- [TASK ITEM]: Could you please write out the data shown below, exactly and in full?

- [THE DATA]:
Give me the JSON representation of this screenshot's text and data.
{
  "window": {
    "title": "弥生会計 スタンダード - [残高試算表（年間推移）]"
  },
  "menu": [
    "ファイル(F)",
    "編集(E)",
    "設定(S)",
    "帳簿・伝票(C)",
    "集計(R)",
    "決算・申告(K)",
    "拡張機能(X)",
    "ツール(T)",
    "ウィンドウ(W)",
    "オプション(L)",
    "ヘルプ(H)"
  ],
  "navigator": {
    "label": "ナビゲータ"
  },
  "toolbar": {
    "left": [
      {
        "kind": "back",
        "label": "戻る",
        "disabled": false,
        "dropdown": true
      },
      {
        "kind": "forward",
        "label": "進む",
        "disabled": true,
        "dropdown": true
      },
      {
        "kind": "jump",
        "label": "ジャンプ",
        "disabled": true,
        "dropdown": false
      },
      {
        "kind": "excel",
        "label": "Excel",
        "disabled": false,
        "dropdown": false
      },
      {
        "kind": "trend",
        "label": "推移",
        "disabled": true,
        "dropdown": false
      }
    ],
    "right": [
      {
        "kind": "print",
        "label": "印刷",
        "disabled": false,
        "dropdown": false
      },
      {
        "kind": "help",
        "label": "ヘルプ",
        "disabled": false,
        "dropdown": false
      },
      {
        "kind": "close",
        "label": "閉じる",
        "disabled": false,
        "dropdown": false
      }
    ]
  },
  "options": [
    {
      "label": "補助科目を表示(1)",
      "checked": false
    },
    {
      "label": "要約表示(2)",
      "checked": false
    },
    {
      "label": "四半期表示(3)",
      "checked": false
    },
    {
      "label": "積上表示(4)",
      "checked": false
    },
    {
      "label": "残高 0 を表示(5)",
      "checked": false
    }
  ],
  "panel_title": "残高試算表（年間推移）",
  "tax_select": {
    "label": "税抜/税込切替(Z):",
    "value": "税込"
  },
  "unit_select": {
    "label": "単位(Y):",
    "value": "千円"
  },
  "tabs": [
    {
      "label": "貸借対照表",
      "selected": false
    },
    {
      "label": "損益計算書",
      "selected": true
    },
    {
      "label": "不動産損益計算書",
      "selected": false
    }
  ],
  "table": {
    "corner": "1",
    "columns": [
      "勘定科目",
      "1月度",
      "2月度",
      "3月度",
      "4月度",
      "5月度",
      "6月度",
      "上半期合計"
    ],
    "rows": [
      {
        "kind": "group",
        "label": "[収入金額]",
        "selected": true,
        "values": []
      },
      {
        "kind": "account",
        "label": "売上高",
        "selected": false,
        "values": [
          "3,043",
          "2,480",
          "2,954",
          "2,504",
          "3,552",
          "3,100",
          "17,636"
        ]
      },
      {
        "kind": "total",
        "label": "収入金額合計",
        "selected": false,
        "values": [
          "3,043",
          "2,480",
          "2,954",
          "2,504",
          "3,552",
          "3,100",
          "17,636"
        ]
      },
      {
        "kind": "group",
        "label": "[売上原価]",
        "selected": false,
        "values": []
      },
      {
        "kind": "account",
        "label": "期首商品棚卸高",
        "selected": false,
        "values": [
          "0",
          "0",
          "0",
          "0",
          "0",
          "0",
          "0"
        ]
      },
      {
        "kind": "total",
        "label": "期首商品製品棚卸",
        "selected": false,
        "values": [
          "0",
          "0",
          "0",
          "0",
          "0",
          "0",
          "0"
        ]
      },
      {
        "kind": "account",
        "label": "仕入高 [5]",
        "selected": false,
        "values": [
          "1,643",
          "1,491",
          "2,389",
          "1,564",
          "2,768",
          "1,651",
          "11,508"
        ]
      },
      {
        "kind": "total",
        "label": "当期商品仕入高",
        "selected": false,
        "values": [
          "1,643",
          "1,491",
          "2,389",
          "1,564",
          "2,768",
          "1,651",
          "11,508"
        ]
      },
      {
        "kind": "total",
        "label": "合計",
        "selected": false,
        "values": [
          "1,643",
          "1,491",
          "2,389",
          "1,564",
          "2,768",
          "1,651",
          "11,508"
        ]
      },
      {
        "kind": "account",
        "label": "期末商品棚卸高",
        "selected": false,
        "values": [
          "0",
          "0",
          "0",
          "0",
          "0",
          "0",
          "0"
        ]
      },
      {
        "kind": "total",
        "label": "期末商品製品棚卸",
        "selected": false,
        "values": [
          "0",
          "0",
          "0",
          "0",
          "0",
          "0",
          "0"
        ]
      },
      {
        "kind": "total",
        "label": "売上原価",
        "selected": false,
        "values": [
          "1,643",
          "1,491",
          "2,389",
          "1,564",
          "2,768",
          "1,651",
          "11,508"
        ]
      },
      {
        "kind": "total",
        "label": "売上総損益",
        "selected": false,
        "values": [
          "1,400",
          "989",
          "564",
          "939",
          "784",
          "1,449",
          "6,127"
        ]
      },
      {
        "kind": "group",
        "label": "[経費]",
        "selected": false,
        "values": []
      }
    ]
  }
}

- [FINAL ANSWER]:
Give me the JSON representation of this screenshot's text and data.
{
  "window": {
    "title": "弥生会計 スタンダード - [残高試算表（年間推移）]"
  },
  "menu": [
    "ファイル(F)",
    "編集(E)",
    "設定(S)",
    "帳簿・伝票(C)",
    "集計(R)",
    "決算・申告(K)",
    "拡張機能(X)",
    "ツール(T)",
    "ウィンドウ(W)",
    "オプション(L)",
    "ヘルプ(H)"
  ],
  "navigator": {
    "label": "ナビゲータ"
  },
  "toolbar": {
    "left": [
      {
        "kind": "back",
        "label": "戻る",
        "disabled": false,
        "dropdown": true
      },
      {
        "kind": "forward",
        "label": "進む",
        "disabled": true,
        "dropdown": true
      },
      {
        "kind": "jump",
        "label": "ジャンプ",
        "disabled": true,
        "dropdown": false
      },
      {
        "kind": "excel",
        "label": "Excel",
        "disabled": false,
        "dropdown": false
      },
      {
        "kind": "trend",
        "label": "推移",
        "disabled": true,
        "dropdown": false
      }
    ],
    "right": [
      {
        "kind": "print",
        "label": "印刷",
        "disabled": false,
        "dropdown": false
      },
      {
        "kind": "help",
        "label": "ヘルプ",
        "disabled": false,
        "dropdown": false
      },
      {
        "kind": "close",
        "label": "閉じる",
        "disabled": false,
        "dropdown": false
      }
    ]
  },
  "options": [
    {
      "label": "補助科目を表示(1)",
      "checked": false
    },
    {
      "label": "要約表示(2)",
      "checked": false
    },
    {
      "label": "四半期表示(3)",
      "checked": false
    },
    {
      "label": "積上表示(4)",
      "checked": false
    },
    {
      "label": "残高 0 を表示(5)",
      "checked": false
    }
  ],
  "panel_title": "残高試算表（年間推移）",
  "tax_select": {
    "label": "税抜/税込切替(Z):",
    "value": "税込"
  },
  "unit_select": {
    "label": "単位(Y):",
    "value": "千円"
  },
  "tabs": [
    {
      "label": "貸借対照表",
      "selected": false
    },
    {
      "label": "損益計算書",
      "selected": true
    },
    {
      "label": "不動産損益計算書",
      "selected": false
    }
  ],
  "table": {
    "corner": "1",
    "columns": [
      "勘定科目",
      "1月度",
      "2月度",
      "3月度",
      "4月度",
      "5月度",
      "6月度",
      "上半期合計"
    ],
    "rows": [
      {
        "kind": "group",
        "label": "[収入金額]",
        "selected": true,
        "values": []
      },
      {
        "kind": "account",
        "label": "売上高",
        "selected": false,
        "values": [
          "3,043",
          "2,480",
          "2,954",
          "2,504",
          "3,552",
          "3,100",
          "17,636"
        ]
      },
      {
        "kind": "total",
        "label": "収入金額合計",
        "selected": false,
        "values": [
          "3,043",
          "2,480",
          "2,954",
          "2,504",
          "3,552",
          "3,100",
          "17,636"
        ]
      },
      {
        "kind": "group",
        "label": "[売上原価]",
        "selected": false,
        "values": []
      },
      {
        "kind": "account",
        "label": "期首商品棚卸高",
        "selected": false,
        "values": [
          "0",
          "0",
          "0",
          "0",
          "0",
          "0",
          "0"
        ]
      },
      {
        "kind": "total",
        "label": "期首商品製品棚卸",
        "selected": false,
        "values": [
          "0",
          "0",
          "0",
          "0",
          "0",
          "0",
          "0"
        ]
      },
      {
        "kind": "account",
        "label": "仕入高 [5]",
        "selected": false,
        "values": [
          "1,643",
          "1,491",
          "2,389",
          "1,564",
          "2,768",
          "1,651",
          "11,508"
        ]
      },
      {
        "kind": "total",
        "label": "当期商品仕入高",
        "selected": false,
        "values": [
          "1,643",
          "1,491",
          "2,389",
          "1,564",
          "2,768",
          "1,651",
          "11,508"
        ]
      },
      {
        "kind": "total",
        "label": "合計",
        "selected": false,
        "values": [
          "1,643",
          "1,491",
          "2,389",
          "1,564",
          "2,768",
          "1,651",
          "11,508"
        ]
      },
      {
        "kind": "account",
        "label": "期末商品棚卸高",
        "selected": false,
        "values": [
          "0",
          "0",
          "0",
          "0",
          "0",
          "0",
          "0"
        ]
      },
      {
        "kind": "total",
        "label": "期末商品製品棚卸",
        "selected": false,
        "values": [
          "0",
          "0",
          "0",
          "0",
          "0",
          "0",
          "0"
        ]
      },
      {
        "kind": "total",
        "label": "売上原価",
        "selected": false,
        "values": [
          "1,643",
          "1,491",
          "2,389",
          "1,564",
          "2,768",
          "1,651",
          "11,508"
        ]
      },
      {
        "kind": "total",
        "label": "売上総損益",
        "selected": false,
        "values": [
          "1,400",
          "989",
          "564",
          "939",
          "784",
          "1,449",
          "6,127"
        ]
      },
      {
        "kind": "group",
        "label": "[経費]",
        "selected": false,
        "values": []
      }
    ]
  }
}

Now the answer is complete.